|George Murphy Foster|
|Born||May 19, 1892|
|Origin||McCall, Louisiana, US|
|Died||October 29, 1969(aged 77)|
|Instruments||String bass, Tuba, Trumpet|
|King Oliver, Kid Ory|
Foster was born to Charley and Annie Foster, who "was nearly fullblooded Cherokee," on a plantation near McCall in Ascension Parish near Donaldsonville in south Louisiana. His family moved to New Orleans when he was about 10 years of age. His older brother, Willard Foster, began playing banjo and guitar; George started out on a cello then switched to string bass. Foster married twice: to Bertha Foster in 1912 and Alma Foster in 1936.
In 1921 he moved to St. Louis to play with the Charlie Creath and Dewey Jackson bands, in which he would be active for much of the decade. He also joined Ory in Los Angeles. He acquired the nickname "Pops" because he was far older than any of the other players in the band.
In 1929 Foster moved to New York City, where he played with the bands of Luis Russell and Louis Armstrong through 1940. He gigged with various New York-based bands through the 1940s, including those of Sidney Bechet, Art Hodes, and regular broadcasts on the national This Is Jazz radio program. He also recorded for the Mezzrow-Bechet Quintet (Bechet, Mezz Mezzrow, Fitz Weston, and Kaiser Marshall) and Septet (on two consecutive dates in 1945, with Pappa Snow White,Jimmy Blythe, Jr.,Danny Barker and Sid Catlett, and on the second session with Pleasant Joe on vocals).
In the late 1940s he began touring more widely and played in many countries in Europe, especially in France, and throughout the United States including returns to New Orleans and California.

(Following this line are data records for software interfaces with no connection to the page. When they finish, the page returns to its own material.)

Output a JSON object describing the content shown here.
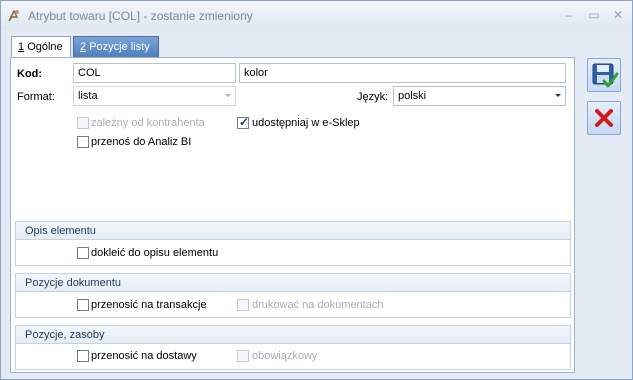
{
  "window": {
    "title": "Atrybut towaru [COL] - zostanie zmieniony"
  },
  "tabs": [
    {
      "number": "1",
      "label": "Ogólne"
    },
    {
      "number": "2",
      "label": "Pozycje listy"
    }
  ],
  "form": {
    "kod_label": "Kod:",
    "kod_value": "COL",
    "nazwa_value": "kolor",
    "format_label": "Format:",
    "format_value": "lista",
    "jezyk_label": "Język:",
    "jezyk_value": "polski",
    "zalezny_label": "zależny od kontrahenta",
    "eskelp_label": "udostępniaj w e-Sklep",
    "analiz_label": "przenoś do Analiz BI"
  },
  "sections": {
    "opis": {
      "title": "Opis elementu",
      "checkbox": "dokleić do opisu elementu"
    },
    "pozycje_dok": {
      "title": "Pozycje dokumentu",
      "checkbox1": "przenosić na transakcje",
      "checkbox2": "drukować na dokumentach"
    },
    "pozycje_zas": {
      "title": "Pozycje, zasoby",
      "checkbox1": "przenosić na dostawy",
      "checkbox2": "obowiązkowy"
    }
  },
  "state": {
    "zalezny_checked": false,
    "eskelp_checked": true,
    "analiz_checked": false
  },
  "colors": {
    "accent": "#4f7fbf",
    "border": "#8ea3c0",
    "panel_bg": "#ffffff"
  },
  "icons": {
    "save": "save-icon",
    "cancel": "close-icon",
    "app": "app-icon"
  }
}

The Autobiography of Pops Foster was published in 1971, with a new edition in 2005. Foster is quoted, "Some of the books are fouled up on" the times in New Orleans", "and some of the guys weren't telling the truth." "The citics and guys who write about jazz think they know more about what went on in New Orleans than the guys that were there."